**Data records for software interfaces**
= = = = =
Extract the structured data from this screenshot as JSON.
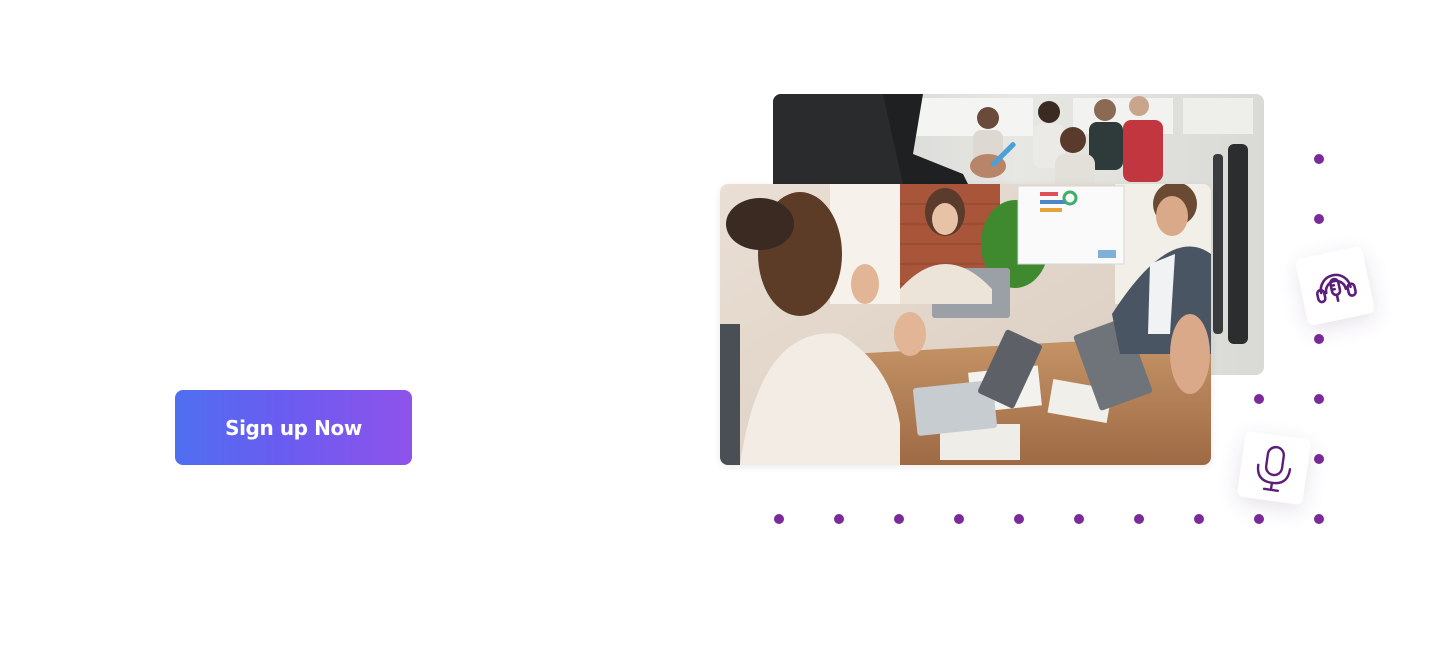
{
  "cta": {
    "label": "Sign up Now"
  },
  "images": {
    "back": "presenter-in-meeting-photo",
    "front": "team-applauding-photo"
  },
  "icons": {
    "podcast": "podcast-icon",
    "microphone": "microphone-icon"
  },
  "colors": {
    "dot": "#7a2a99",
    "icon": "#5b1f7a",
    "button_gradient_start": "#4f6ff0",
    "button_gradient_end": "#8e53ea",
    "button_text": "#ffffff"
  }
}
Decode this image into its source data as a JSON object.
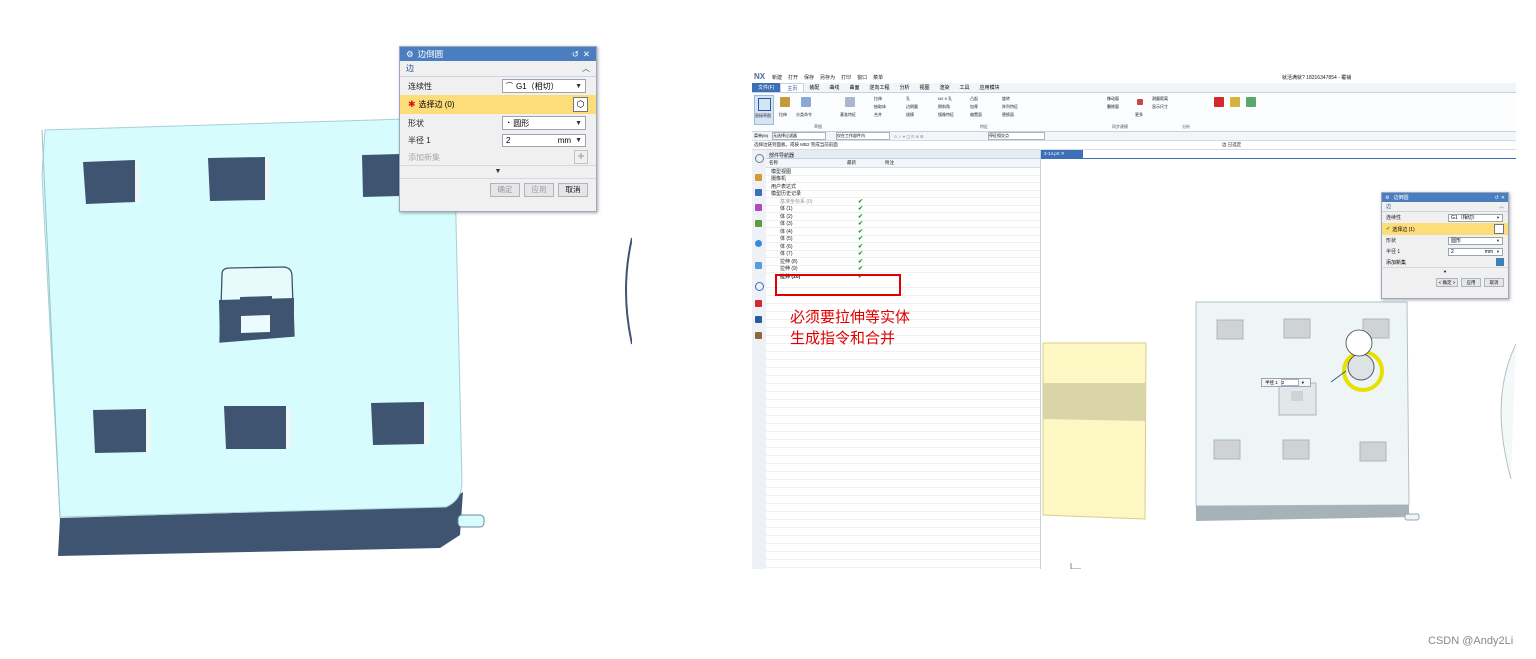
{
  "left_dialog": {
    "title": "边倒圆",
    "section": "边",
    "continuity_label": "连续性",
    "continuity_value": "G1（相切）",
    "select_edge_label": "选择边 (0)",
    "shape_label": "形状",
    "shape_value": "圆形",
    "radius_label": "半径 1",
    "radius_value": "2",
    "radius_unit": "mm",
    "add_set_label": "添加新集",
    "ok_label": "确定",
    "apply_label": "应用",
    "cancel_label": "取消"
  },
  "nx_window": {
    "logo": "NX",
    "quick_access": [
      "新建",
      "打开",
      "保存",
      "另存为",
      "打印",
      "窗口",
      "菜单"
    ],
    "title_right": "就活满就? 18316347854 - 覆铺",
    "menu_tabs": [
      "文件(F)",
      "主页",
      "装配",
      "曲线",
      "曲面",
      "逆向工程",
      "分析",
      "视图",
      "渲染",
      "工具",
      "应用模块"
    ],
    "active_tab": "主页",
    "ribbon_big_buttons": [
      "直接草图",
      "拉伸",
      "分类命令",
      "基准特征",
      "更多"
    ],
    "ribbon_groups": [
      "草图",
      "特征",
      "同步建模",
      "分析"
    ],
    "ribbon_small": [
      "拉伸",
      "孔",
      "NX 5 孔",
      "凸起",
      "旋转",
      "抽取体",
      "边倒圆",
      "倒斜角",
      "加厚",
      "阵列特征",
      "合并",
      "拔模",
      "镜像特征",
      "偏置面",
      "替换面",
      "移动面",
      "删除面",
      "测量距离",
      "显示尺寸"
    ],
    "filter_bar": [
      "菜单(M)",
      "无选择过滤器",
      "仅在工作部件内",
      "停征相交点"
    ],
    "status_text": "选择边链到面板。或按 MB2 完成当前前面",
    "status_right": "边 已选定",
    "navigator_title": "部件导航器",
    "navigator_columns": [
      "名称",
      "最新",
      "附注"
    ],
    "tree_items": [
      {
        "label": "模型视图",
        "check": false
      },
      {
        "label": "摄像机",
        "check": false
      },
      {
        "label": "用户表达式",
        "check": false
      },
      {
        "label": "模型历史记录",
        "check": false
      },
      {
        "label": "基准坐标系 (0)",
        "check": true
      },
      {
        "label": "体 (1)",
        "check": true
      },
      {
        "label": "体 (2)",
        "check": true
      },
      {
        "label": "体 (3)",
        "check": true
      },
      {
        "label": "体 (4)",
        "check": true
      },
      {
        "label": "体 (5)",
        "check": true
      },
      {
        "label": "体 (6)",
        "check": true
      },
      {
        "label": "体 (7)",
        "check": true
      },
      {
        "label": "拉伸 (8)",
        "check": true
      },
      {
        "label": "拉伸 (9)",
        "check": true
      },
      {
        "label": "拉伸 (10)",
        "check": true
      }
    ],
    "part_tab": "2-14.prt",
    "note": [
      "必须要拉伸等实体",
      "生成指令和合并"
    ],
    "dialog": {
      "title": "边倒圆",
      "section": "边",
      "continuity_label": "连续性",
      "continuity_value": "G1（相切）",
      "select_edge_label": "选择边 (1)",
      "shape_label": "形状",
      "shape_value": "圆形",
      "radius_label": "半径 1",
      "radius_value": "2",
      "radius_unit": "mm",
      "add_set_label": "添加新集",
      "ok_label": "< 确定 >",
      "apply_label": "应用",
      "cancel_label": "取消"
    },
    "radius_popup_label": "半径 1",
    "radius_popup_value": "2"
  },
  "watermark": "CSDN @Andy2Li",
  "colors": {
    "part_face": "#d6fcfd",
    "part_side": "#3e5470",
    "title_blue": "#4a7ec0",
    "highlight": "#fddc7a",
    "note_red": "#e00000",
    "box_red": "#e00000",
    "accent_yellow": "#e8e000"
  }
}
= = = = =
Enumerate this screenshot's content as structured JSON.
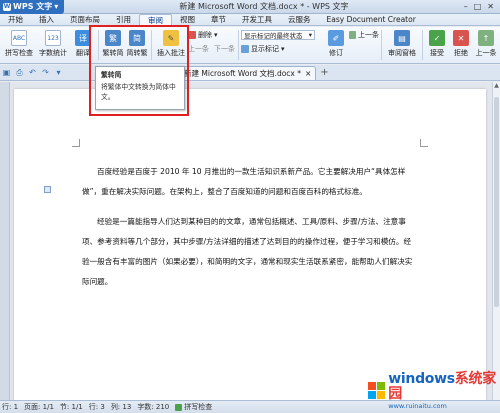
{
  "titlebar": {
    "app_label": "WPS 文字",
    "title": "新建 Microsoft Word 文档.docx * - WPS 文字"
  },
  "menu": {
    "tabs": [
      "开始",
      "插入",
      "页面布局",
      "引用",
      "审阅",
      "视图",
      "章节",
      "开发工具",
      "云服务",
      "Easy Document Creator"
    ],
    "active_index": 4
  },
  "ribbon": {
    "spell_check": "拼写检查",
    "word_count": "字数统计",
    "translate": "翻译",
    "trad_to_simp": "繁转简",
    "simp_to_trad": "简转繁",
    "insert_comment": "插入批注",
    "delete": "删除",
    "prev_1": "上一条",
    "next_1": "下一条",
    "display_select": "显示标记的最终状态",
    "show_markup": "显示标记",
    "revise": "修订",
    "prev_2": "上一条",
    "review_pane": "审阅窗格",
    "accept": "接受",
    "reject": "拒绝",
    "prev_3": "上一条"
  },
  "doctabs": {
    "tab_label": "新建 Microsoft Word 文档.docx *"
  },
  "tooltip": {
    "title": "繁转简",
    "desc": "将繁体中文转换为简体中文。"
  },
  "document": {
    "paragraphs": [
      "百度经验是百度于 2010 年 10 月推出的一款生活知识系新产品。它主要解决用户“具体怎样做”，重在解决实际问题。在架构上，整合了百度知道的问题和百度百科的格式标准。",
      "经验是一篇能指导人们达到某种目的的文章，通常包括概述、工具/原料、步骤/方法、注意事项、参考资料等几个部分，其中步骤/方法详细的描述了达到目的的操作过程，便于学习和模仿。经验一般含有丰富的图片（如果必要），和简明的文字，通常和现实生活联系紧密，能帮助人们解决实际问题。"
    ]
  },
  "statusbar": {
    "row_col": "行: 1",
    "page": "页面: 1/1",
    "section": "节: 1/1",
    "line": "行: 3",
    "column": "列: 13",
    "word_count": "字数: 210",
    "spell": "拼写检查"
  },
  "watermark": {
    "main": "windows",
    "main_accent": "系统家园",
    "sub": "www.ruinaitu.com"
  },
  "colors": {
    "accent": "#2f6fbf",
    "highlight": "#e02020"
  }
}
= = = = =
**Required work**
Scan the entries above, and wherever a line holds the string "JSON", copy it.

**Answer to the exercise**
Extract the structured data from this screenshot as JSON.
Decode this image into its source data as a JSON object.
Enumerate this screenshot's content as structured JSON.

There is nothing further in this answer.